Amber Cochran, Jonathan Miley and Amy Miller have already gained valuable experience working in the lab of biology professor Romi Burks.
This winter they will build on that experience by spending six weeks conducting research in Uruguay.
Burks is taking the three students to Uruguay with funds from a National Science Foundation grant she received in 2011. The grant is designed to help undergraduate students gain experience conducting international research.
Each of the students has designed their own research project to do in Uruguay. The projects all focus on species of apple snails that belong to a diverse family of mollusks known as Ampullariidae.
“This family provides an exciting model to ask questions about biodiversity, conservation, phylogeography and ecology,” Burks said.
Cochran, who is a senior biology major, plans to compare the hatching efficiencies and growth rates of two species of apple snails: Pomacea megastoma, which lays its eggs on rocks, and Pomacea maculata, which lays its eggs primarily on plants. Burks said both species display similar reproductive behaviors, but so far only Pomacea maculata has been transported outside of South America, and has established several exotic, invasive populations globally. Comparing the two species may help Burks and Cochran understand what makes Pomacea maculata such a successful exotic, invasive species.
Miley, who is a senior biology major, plans to study the hybridization between several different species of apple snails − Pomacea maculata, Pomacea megastoma and Pomacea canaliculata – both in their native range and in non-native ranges where possible. He will bring back tissue samples to look at gene sequences for evidence of gene flow or exchange.
“Studying hybridization helps us understand the genetic diversity found within this genus of apple snails,” Burks said.
Miller, who is a sophomore animal behavior major, will study three species of apple snails within the genus Felipponea that are native to Uruguay. In contrast to species within the genus Pomacea, which lay bright pink eggs above the water’s surface, species within the genus Felipponea spend their entire life in the water and lay small groups of gelatinous green eggs. The Felipponea snails are found in the Rio Uruguay, a system noted for its conservation value.
“Compared to Pomacea, not much has been published about these specific apple snails,” Miller said.
Burks said the work done by Miller and the other students can lead to novel, and hopefully publishable, results.
Kenneth Hayes, an evolutionary and conservation biologist who is the co-principal investigator on the NSF grant, spent two weeks at Southwestern this fall helping Burks and her students develop their research projects. He and a colleague also set up a molecular ecology lab that will enable the students to process tissue samples for DNA analysis when they come back from the trip.
Two students from the University of Hawaii – which is a partner on the NSF grant – will be joining the Southwestern students in Uruguay. The research expeditions in Uruguay will be led by Uruguayan malacologist Cristhian Clavijo (malocologists are people who study mollusks).

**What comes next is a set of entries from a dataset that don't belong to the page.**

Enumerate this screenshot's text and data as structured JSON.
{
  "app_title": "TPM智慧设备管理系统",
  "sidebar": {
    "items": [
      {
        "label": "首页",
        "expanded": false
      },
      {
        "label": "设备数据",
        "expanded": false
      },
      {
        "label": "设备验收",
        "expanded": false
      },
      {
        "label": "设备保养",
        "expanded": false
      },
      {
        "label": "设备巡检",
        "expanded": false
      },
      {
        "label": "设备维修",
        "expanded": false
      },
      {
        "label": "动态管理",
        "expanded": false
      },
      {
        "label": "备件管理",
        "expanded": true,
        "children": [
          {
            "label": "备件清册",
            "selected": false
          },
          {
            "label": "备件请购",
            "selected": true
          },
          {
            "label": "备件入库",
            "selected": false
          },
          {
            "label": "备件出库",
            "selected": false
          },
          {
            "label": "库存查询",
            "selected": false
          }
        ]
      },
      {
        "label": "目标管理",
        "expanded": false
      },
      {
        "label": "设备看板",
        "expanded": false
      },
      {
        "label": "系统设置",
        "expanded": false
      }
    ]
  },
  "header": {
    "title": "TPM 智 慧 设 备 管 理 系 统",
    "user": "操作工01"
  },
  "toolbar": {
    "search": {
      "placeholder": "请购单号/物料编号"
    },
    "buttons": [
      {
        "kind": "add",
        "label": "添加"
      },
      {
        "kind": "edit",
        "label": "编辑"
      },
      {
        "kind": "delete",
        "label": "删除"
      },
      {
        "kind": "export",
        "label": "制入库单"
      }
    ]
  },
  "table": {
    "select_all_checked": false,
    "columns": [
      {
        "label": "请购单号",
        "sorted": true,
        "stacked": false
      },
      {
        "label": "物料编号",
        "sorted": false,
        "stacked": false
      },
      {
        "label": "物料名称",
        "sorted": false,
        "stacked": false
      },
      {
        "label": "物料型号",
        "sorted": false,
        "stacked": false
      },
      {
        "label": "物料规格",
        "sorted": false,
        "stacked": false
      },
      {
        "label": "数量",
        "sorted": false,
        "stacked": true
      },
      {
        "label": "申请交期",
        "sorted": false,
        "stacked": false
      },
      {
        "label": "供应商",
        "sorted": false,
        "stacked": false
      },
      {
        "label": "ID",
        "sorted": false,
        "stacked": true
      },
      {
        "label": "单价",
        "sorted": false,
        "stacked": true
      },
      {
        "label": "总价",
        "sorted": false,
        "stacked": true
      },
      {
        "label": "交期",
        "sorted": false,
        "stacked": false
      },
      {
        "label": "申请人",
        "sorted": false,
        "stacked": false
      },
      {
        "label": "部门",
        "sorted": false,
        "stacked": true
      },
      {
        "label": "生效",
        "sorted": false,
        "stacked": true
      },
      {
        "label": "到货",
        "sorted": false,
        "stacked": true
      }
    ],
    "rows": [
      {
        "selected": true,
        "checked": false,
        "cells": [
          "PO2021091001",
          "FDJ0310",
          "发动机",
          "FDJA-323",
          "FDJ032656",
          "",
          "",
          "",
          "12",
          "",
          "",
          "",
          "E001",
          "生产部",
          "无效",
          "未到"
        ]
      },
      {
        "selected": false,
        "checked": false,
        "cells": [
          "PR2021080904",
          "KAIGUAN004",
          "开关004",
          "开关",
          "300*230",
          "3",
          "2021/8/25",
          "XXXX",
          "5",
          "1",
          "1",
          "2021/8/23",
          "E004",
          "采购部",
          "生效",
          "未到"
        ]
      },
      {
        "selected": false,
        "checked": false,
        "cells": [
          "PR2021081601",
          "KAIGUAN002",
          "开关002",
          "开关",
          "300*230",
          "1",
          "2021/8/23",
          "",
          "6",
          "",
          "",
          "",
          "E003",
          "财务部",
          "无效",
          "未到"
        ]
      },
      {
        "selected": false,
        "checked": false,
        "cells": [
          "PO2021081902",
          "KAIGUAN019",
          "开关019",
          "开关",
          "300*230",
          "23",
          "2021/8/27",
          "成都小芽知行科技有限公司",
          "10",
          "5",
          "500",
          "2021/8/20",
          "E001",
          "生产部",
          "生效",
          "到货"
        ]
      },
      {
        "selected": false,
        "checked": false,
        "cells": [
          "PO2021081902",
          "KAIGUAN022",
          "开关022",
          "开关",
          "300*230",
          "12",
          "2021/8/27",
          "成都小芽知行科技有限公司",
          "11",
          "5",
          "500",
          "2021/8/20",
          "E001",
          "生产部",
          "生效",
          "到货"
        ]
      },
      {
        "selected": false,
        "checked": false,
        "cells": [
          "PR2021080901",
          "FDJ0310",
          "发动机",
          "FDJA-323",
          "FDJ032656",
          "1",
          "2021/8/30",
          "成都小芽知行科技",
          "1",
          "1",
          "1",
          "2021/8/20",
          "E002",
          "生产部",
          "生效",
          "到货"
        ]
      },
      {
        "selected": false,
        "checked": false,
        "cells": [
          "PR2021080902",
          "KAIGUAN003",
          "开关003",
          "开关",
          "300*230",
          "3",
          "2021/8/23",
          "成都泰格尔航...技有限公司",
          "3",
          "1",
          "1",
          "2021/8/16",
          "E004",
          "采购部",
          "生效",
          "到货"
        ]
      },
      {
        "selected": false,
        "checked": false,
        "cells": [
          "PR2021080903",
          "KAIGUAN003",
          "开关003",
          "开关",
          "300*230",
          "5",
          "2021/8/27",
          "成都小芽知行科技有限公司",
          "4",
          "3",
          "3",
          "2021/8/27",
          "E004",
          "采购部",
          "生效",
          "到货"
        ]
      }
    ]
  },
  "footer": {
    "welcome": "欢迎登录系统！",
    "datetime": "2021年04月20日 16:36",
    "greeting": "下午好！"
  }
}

Before the students embark on their field research, they will spend some time at the Natural History Museum in Montevideo, where they will have the opportunity to meet internationally respected malacologist Fabrizio Scarabino.
They also will attend a day-long symposium on apple snails that is being held in Maldonado, Uruguay, and have the opportunity to collaborate on on-going field experiments directed by Mariana Meerhoff, an associate professor from the University of the Republic who is based in Maldonado.
“By the end of this trip, all the students will be better malacologists,” Burks said. “The world of science needs more participants who value invertebrate diversity.”